START Given information

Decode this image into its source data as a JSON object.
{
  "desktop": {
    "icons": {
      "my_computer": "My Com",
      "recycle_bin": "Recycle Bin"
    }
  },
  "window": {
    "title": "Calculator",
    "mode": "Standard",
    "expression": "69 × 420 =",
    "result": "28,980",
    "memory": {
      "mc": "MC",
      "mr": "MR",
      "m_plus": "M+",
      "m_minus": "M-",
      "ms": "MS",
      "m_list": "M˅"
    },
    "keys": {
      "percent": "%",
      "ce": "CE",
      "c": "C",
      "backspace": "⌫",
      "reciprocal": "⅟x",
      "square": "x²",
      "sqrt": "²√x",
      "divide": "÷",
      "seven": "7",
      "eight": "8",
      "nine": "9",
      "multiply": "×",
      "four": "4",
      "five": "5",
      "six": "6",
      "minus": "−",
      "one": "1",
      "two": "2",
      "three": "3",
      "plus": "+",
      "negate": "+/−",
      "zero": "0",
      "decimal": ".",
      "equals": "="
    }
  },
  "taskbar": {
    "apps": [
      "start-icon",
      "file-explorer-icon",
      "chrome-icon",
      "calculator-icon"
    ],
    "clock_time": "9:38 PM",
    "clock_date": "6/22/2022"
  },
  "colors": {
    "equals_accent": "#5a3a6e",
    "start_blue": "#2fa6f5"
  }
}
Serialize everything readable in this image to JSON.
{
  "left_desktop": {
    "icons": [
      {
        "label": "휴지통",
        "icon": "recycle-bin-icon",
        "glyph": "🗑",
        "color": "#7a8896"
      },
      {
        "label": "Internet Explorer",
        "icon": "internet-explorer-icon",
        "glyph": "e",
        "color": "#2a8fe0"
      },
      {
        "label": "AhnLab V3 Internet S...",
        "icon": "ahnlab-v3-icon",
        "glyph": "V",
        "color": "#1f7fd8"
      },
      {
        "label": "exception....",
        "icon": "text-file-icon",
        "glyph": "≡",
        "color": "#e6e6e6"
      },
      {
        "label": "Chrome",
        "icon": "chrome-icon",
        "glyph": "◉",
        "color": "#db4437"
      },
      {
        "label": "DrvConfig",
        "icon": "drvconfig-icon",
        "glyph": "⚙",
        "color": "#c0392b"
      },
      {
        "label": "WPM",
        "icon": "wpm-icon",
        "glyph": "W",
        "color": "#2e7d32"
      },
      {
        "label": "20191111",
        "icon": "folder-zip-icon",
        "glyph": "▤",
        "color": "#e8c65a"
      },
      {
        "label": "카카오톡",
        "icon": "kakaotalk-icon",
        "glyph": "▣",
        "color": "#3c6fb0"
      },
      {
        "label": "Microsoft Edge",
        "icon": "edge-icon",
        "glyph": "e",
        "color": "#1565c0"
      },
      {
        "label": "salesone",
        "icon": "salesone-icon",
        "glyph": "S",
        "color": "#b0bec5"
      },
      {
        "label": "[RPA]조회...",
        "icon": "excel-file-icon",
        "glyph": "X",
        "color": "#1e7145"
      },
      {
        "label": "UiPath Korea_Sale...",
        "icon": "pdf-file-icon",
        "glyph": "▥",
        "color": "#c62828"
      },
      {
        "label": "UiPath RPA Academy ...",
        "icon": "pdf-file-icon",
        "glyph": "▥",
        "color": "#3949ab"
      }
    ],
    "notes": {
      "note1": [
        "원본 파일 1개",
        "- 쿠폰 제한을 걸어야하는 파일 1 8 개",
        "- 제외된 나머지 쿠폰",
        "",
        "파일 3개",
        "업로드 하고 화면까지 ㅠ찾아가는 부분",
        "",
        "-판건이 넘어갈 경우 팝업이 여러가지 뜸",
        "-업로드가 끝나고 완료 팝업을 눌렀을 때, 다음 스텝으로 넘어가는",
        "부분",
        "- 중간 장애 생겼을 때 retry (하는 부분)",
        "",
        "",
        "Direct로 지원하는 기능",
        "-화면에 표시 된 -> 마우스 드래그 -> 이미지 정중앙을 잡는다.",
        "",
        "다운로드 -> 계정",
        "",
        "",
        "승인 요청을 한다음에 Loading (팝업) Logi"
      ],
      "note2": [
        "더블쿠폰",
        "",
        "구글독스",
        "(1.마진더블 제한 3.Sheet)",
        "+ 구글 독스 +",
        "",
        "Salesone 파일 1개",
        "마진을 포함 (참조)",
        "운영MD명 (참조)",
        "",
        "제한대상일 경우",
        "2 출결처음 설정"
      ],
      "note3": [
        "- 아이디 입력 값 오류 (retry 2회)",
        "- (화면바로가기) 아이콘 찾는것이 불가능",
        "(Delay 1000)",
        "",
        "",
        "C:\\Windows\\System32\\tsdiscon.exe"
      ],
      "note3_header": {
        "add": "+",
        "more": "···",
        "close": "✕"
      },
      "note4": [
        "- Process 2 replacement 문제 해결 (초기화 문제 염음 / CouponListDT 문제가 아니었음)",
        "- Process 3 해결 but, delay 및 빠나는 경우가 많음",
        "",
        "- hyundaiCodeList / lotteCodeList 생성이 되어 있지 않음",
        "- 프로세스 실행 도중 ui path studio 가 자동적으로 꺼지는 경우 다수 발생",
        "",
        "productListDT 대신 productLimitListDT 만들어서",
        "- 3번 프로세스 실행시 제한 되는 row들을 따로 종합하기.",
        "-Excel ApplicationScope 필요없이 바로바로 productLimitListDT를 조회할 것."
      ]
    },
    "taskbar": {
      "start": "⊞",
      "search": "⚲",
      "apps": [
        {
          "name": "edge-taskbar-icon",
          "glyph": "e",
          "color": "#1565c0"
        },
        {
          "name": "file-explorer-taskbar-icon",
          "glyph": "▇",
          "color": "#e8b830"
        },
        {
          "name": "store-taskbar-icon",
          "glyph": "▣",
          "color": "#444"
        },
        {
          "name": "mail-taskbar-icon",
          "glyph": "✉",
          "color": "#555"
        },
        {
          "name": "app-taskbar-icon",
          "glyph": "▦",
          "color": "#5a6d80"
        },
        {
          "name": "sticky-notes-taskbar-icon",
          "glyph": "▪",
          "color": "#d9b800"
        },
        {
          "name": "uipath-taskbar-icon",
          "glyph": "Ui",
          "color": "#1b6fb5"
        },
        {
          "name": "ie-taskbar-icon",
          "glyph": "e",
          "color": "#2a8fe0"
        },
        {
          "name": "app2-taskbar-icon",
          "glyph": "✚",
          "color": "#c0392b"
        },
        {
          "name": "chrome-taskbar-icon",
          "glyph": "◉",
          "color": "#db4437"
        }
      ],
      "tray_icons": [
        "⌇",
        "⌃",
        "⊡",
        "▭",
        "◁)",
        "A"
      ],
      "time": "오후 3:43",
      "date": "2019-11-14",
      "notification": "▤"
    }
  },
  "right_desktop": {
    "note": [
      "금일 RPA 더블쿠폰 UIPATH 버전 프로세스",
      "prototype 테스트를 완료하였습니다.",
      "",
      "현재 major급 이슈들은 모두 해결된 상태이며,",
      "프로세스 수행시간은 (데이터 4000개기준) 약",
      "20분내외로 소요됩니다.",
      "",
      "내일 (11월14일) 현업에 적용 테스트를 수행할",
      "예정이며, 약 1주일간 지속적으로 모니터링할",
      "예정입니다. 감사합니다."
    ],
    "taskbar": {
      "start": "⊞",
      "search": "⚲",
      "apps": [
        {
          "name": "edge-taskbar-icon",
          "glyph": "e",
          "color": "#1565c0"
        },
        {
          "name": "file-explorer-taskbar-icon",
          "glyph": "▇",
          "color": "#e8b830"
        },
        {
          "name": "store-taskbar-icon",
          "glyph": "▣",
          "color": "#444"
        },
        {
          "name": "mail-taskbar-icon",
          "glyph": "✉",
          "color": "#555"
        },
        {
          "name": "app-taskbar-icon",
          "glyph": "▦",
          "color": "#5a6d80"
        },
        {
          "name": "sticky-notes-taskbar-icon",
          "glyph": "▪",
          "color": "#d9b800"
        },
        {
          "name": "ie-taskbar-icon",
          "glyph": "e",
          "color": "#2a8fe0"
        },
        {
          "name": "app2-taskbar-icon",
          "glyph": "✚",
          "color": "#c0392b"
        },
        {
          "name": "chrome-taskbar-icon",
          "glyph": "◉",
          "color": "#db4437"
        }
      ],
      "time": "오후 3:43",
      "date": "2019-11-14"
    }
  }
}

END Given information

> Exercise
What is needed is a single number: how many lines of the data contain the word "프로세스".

> Task answer
4